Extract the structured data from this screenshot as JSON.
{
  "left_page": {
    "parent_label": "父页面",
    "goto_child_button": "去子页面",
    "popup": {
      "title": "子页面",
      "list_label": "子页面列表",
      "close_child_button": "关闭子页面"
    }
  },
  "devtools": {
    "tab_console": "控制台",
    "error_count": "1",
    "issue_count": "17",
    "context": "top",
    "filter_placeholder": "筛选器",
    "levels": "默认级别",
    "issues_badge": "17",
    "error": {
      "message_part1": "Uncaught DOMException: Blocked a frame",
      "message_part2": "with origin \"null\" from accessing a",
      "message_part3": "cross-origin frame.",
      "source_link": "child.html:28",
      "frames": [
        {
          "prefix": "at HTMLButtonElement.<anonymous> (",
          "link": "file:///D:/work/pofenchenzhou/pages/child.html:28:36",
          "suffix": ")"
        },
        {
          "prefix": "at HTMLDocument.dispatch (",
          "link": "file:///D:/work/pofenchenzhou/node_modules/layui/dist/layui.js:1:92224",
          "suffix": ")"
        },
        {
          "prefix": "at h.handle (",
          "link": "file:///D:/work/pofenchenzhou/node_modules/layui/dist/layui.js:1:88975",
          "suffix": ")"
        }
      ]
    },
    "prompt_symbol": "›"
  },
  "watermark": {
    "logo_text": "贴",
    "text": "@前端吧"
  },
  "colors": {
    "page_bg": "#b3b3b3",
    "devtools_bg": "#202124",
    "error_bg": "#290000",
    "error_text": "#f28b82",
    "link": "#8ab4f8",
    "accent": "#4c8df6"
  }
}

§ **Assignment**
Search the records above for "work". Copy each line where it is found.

§ **Answer space**
          "link": "file:///D:/work/pofenchenzhou/pages/child.html:28:36",
          "link": "file:///D:/work/pofenchenzhou/node_modules/layui/dist/layui.js:1:92224",
          "link": "file:///D:/work/pofenchenzhou/node_modules/layui/dist/layui.js:1:88975",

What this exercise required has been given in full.